For additional questions: Steve Baugh, Manager of the Grand Slam
Those brave few attempting it in 2023
"Slammers" from 2023 / 2022 / 2021 / 2019 / 2018 / 2017 / 2016 / 2015 / 2014 / 2013 / 2012 / 2011 / 2010 / 2009 / 2008 / 2007 / 2006 / 2005 / 2004 / 2003 / 2002 / 2001 / 2000 / 1999 / 1998
All Grand Slammers (1986-2023) / Grand Slam Statistics
Group photos from
Notes: When Vermont began in 1989, it became an alternate to Old Dominion as one of the four 100-milers. Also, the Old Dominion cutoff was 30 hours in 1986, 1987 and 1988. It was lowered to 24 hours in 1989 and 1990 and has been 28 hours in 1991 and later. In 2002, the Old Dominion Memorial was allowed to substitute for the original Old Dominion, which took a one-year "sabbatical". Starting in 2003, the Old Dominion (and the Old Dominion Memorial) is no longer allowed to be one of the four 100s. In 2008, Western States was cancelled (due to fires) and the Arkansas Traveler became the fourth race. In 2017, the Old Dominion was again allowed to be one of the four 100s, with Wasatch being required. This means runners who can't get into Western States can still "Slam". In 2020, the COVID-19 pandemic cancelled all of the five Grand Slam events. In 2021 Vermont was cancelled by COVID, so Burning River was a substitute.

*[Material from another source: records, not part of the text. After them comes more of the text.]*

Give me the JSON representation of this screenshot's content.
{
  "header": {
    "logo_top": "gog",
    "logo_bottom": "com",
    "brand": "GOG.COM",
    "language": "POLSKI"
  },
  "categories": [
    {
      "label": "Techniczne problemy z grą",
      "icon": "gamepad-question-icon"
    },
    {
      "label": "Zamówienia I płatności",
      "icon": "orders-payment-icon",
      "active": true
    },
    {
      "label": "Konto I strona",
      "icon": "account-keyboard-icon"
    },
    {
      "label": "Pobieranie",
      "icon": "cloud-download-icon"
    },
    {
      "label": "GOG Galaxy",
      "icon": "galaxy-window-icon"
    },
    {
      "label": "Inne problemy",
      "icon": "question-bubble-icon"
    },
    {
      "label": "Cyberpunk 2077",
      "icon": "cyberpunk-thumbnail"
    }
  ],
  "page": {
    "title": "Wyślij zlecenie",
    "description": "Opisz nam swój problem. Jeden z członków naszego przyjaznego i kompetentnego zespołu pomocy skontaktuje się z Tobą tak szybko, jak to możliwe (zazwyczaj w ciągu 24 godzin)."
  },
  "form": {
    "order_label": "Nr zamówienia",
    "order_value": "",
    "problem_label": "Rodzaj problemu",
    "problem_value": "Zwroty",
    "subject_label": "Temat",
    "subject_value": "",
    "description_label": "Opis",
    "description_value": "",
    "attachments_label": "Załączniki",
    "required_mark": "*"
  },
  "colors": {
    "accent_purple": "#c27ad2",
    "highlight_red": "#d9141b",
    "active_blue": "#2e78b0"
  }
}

The official Grand Slam of Ultrarunning™ web site
iRunFar blog on the first GS.
Jadd Martinez's blog on his 2016 GS.
Tommy Barlow's blog on his 2016 GS.
Jay Donosky's blog on his 2013 GS.
Peter Priolo's podcast on DFL Ultrarunning on his 2013 GS.
Article from Runner's World on the 2010 GS.
Andy Matthew's blog on his 2008 GS.
Ronda Sundermeier's blog on her 2007 GS.
Keith Knipling's comparison of the altitude profiles from his 2006 GS.
Terry Parks' report on his 2003 GS.
Ian Torrence's diary on his 2002 GS.
Michael Strzelecki's article on the Grand Slam from the May 2000 issue of Running Times.
Scott Hunter's report on his 2000 GS.
Bob Boeder's book, "Beyond the Marathon: The Grand Slam of Trail Ultrarunning" (ISBN #1884778151) may be available at Amazon.com or elsewhere for about $15.
Neal Jamison's book, "Running Through the Wall: Personal Encounters With the Ultramarathon" (ISBN #1891369377) may be available at Amazon.com or elsewhere for about $15.
"http://www.Run100s.com/gs.htm" (updated: 9/18/23) StanJ@Run100s.com